Data section:

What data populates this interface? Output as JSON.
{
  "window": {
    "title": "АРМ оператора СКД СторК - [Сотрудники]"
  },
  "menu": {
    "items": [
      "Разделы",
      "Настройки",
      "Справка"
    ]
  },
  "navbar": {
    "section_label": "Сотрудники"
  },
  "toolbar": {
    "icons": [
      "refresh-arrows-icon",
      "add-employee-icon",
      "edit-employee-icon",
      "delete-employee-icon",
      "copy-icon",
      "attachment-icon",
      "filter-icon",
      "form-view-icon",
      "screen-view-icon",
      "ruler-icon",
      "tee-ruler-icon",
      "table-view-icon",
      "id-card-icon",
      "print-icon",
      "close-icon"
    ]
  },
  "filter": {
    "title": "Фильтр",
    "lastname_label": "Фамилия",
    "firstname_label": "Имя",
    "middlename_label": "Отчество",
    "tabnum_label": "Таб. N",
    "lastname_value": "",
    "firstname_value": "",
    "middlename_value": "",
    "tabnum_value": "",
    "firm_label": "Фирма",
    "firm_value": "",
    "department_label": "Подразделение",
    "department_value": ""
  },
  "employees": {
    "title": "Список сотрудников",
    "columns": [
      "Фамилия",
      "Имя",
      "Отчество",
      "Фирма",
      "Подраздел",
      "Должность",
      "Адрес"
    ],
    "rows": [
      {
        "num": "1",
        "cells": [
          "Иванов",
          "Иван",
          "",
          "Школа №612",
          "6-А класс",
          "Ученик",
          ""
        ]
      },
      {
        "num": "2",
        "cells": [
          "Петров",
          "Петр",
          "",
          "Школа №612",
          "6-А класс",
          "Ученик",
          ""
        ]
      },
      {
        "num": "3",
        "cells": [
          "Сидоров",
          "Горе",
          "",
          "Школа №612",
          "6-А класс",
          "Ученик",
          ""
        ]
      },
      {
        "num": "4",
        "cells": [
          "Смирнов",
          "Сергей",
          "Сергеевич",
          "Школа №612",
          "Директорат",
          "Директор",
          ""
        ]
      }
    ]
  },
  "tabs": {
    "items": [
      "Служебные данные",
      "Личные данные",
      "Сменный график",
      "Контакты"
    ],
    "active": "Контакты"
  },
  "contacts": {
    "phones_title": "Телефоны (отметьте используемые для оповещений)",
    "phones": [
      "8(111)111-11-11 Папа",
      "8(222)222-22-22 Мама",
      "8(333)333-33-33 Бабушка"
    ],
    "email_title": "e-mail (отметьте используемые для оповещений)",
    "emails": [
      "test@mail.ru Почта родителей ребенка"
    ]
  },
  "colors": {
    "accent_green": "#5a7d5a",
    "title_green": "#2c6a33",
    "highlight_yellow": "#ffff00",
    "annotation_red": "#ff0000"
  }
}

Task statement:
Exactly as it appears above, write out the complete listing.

Problem solution:
What data populates this interface? Output as JSON.
{
  "window": {
    "title": "АРМ оператора СКД СторК - [Сотрудники]"
  },
  "menu": {
    "items": [
      "Разделы",
      "Настройки",
      "Справка"
    ]
  },
  "navbar": {
    "section_label": "Сотрудники"
  },
  "toolbar": {
    "icons": [
      "refresh-arrows-icon",
      "add-employee-icon",
      "edit-employee-icon",
      "delete-employee-icon",
      "copy-icon",
      "attachment-icon",
      "filter-icon",
      "form-view-icon",
      "screen-view-icon",
      "ruler-icon",
      "tee-ruler-icon",
      "table-view-icon",
      "id-card-icon",
      "print-icon",
      "close-icon"
    ]
  },
  "filter": {
    "title": "Фильтр",
    "lastname_label": "Фамилия",
    "firstname_label": "Имя",
    "middlename_label": "Отчество",
    "tabnum_label": "Таб. N",
    "lastname_value": "",
    "firstname_value": "",
    "middlename_value": "",
    "tabnum_value": "",
    "firm_label": "Фирма",
    "firm_value": "",
    "department_label": "Подразделение",
    "department_value": ""
  },
  "employees": {
    "title": "Список сотрудников",
    "columns": [
      "Фамилия",
      "Имя",
      "Отчество",
      "Фирма",
      "Подраздел",
      "Должность",
      "Адрес"
    ],
    "rows": [
      {
        "num": "1",
        "cells": [
          "Иванов",
          "Иван",
          "",
          "Школа №612",
          "6-А класс",
          "Ученик",
          ""
        ]
      },
      {
        "num": "2",
        "cells": [
          "Петров",
          "Петр",
          "",
          "Школа №612",
          "6-А класс",
          "Ученик",
          ""
        ]
      },
      {
        "num": "3",
        "cells": [
          "Сидоров",
          "Горе",
          "",
          "Школа №612",
          "6-А класс",
          "Ученик",
          ""
        ]
      },
      {
        "num": "4",
        "cells": [
          "Смирнов",
          "Сергей",
          "Сергеевич",
          "Школа №612",
          "Директорат",
          "Директор",
          ""
        ]
      }
    ]
  },
  "tabs": {
    "items": [
      "Служебные данные",
      "Личные данные",
      "Сменный график",
      "Контакты"
    ],
    "active": "Контакты"
  },
  "contacts": {
    "phones_title": "Телефоны (отметьте используемые для оповещений)",
    "phones": [
      "8(111)111-11-11 Папа",
      "8(222)222-22-22 Мама",
      "8(333)333-33-33 Бабушка"
    ],
    "email_title": "e-mail (отметьте используемые для оповещений)",
    "emails": [
      "test@mail.ru Почта родителей ребенка"
    ]
  },
  "colors": {
    "accent_green": "#5a7d5a",
    "title_green": "#2c6a33",
    "highlight_yellow": "#ffff00",
    "annotation_red": "#ff0000"
  }
}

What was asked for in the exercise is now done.